Regularly peruse Yik Yak, an anonymous, location-based app similar to Twitter, and you’ll see the same concern appear every few weeks: what if Yik Yak was to disclose its users’ names? The assumption of anonymity allows people to feel comfortable in posting personal/offensive comments, and revealing the users’ names would be perceived as a massive invasion of privacy.
As traumatizing as it would be to a Yik Yak user to have the whole campus know what he said about last weekend’s hookup or to be revealed as a closet racist, there are a lot more serious repercussions that could occur from a sudden reversal of anonymity.
For people who rely on anonymity-based software such as TOR, a lot could be resting on the ability to remain nameless. For example, victims of domestic abuse or stalking can use TOR to remain untraceable to their abusers, and the reversal of their anonymity has very real danger. That danger is becoming more apparent with the attacks launched at TOR by hacker group Lizard Squad. By coordinating large-scale takeovers of the software, Lizard Squad can eavesdrop on users who think that their activity is untraceable.

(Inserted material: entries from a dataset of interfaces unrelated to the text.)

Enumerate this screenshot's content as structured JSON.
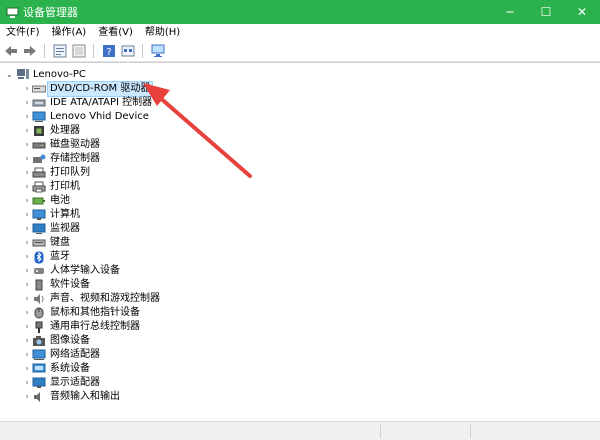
{
  "window": {
    "title": "设备管理器",
    "controls": {
      "minimize": "─",
      "maximize": "☐",
      "close": "✕"
    }
  },
  "menu": [
    {
      "label": "文件(F)"
    },
    {
      "label": "操作(A)"
    },
    {
      "label": "查看(V)"
    },
    {
      "label": "帮助(H)"
    }
  ],
  "toolbar": {
    "buttons": [
      "back-icon",
      "forward-icon",
      "properties-icon",
      "show-hidden-icon",
      "help-icon",
      "update-driver-icon",
      "scan-hardware-icon"
    ]
  },
  "tree": {
    "root": "Lenovo-PC",
    "items": [
      {
        "label": "DVD/CD-ROM 驱动器",
        "icon": "dvd-drive-icon",
        "selected": true
      },
      {
        "label": "IDE ATA/ATAPI 控制器",
        "icon": "ide-controller-icon"
      },
      {
        "label": "Lenovo Vhid Device",
        "icon": "vhid-device-icon"
      },
      {
        "label": "处理器",
        "icon": "processor-icon"
      },
      {
        "label": "磁盘驱动器",
        "icon": "disk-drive-icon"
      },
      {
        "label": "存储控制器",
        "icon": "storage-controller-icon"
      },
      {
        "label": "打印队列",
        "icon": "print-queue-icon"
      },
      {
        "label": "打印机",
        "icon": "printer-icon"
      },
      {
        "label": "电池",
        "icon": "battery-icon"
      },
      {
        "label": "计算机",
        "icon": "computer-icon"
      },
      {
        "label": "监视器",
        "icon": "monitor-icon"
      },
      {
        "label": "键盘",
        "icon": "keyboard-icon"
      },
      {
        "label": "蓝牙",
        "icon": "bluetooth-icon"
      },
      {
        "label": "人体学输入设备",
        "icon": "hid-icon"
      },
      {
        "label": "软件设备",
        "icon": "software-device-icon"
      },
      {
        "label": "声音、视频和游戏控制器",
        "icon": "sound-icon"
      },
      {
        "label": "鼠标和其他指针设备",
        "icon": "mouse-icon"
      },
      {
        "label": "通用串行总线控制器",
        "icon": "usb-icon"
      },
      {
        "label": "图像设备",
        "icon": "imaging-icon"
      },
      {
        "label": "网络适配器",
        "icon": "network-adapter-icon"
      },
      {
        "label": "系统设备",
        "icon": "system-device-icon"
      },
      {
        "label": "显示适配器",
        "icon": "display-adapter-icon"
      },
      {
        "label": "音频输入和输出",
        "icon": "audio-io-icon"
      }
    ]
  },
  "colors": {
    "titlebar": "#2bb24c",
    "selection": "#cce8ff",
    "arrow": "#e8413c"
  }
}
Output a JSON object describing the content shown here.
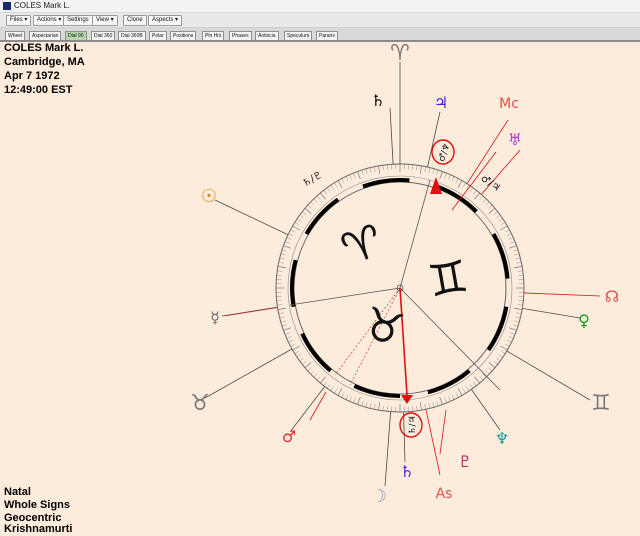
{
  "window": {
    "title": "COLES Mark L."
  },
  "menu": [
    {
      "label": "Files ▾",
      "icon": "none"
    },
    {
      "label": "Actions ▾"
    },
    {
      "label": "Settings"
    },
    {
      "label": "View ▾"
    },
    {
      "label": "Clone"
    },
    {
      "label": "Aspects ▾"
    }
  ],
  "tabs": [
    {
      "label": "Wheel",
      "active": false
    },
    {
      "label": "Aspectarian",
      "active": false
    },
    {
      "label": "Dial 90",
      "active": true
    },
    {
      "label": "Dial 360",
      "active": false
    },
    {
      "label": "Dial 360B",
      "active": false
    },
    {
      "label": "Polar",
      "active": false
    },
    {
      "label": "Positions",
      "active": false
    },
    {
      "label": "Pln Hrs",
      "active": false
    },
    {
      "label": "Phases",
      "active": false
    },
    {
      "label": "Antiscia",
      "active": false
    },
    {
      "label": "Speculum",
      "active": false
    },
    {
      "label": "Parans",
      "active": false
    }
  ],
  "person": {
    "name": "COLES Mark L.",
    "place": "Cambridge, MA",
    "date": "Apr 7 1972",
    "time": "12:49:00  EST"
  },
  "settings": {
    "type": "Natal",
    "houses": "Whole Signs",
    "center": "Geocentric",
    "system": "Krishnamurti"
  },
  "dial": {
    "inner_signs": [
      "♈",
      "♊",
      "♉"
    ],
    "outer_signs": [
      "♈",
      "♉",
      "♊"
    ],
    "bodies": [
      {
        "name": "saturn",
        "glyph": "♄",
        "color": "#000000"
      },
      {
        "name": "jupiter",
        "glyph": "♃",
        "color": "#3d1fd0"
      },
      {
        "name": "midheaven",
        "glyph": "Mc",
        "color": "#e0504a"
      },
      {
        "name": "uranus",
        "glyph": "♅",
        "color": "#b03fd0"
      },
      {
        "name": "sun",
        "glyph": "☉",
        "color": "#e08a1a"
      },
      {
        "name": "node",
        "glyph": "☊",
        "color": "#e0504a"
      },
      {
        "name": "venus",
        "glyph": "♀",
        "color": "#1a9a2a"
      },
      {
        "name": "mercury",
        "glyph": "☿",
        "color": "#6a6a6a"
      },
      {
        "name": "mars",
        "glyph": "♂",
        "color": "#e0302a"
      },
      {
        "name": "neptune",
        "glyph": "♆",
        "color": "#1a9a9a"
      },
      {
        "name": "pluto",
        "glyph": "♇",
        "color": "#b0306a"
      },
      {
        "name": "saturn-lower",
        "glyph": "♄",
        "color": "#3d1fd0"
      },
      {
        "name": "moon",
        "glyph": "☽",
        "color": "#8a9ad0"
      },
      {
        "name": "ascendant",
        "glyph": "As",
        "color": "#e0504a"
      }
    ],
    "midpoint_labels": [
      "♄/♇",
      "♂/♃"
    ],
    "circled_labels": [
      "♂/♆",
      "♄/♃"
    ]
  },
  "colors": {
    "background": "#fdebdc",
    "pointer": "#e01010",
    "highlight": "#e01010"
  }
}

The right to anonymity is hotly contested, with some people considering it to be a necessary part of interactions on the internet and others considering it to have a dangerous lack of accountability. But perhaps the question shouldn’t be if anonymity is a good or bad thing, but if it exists at all. With every move on the internet, even the ones that appear to be secret, able to be tracked by those smart enough to do so, it may be unwise to assume that anything on the internet is anonymous.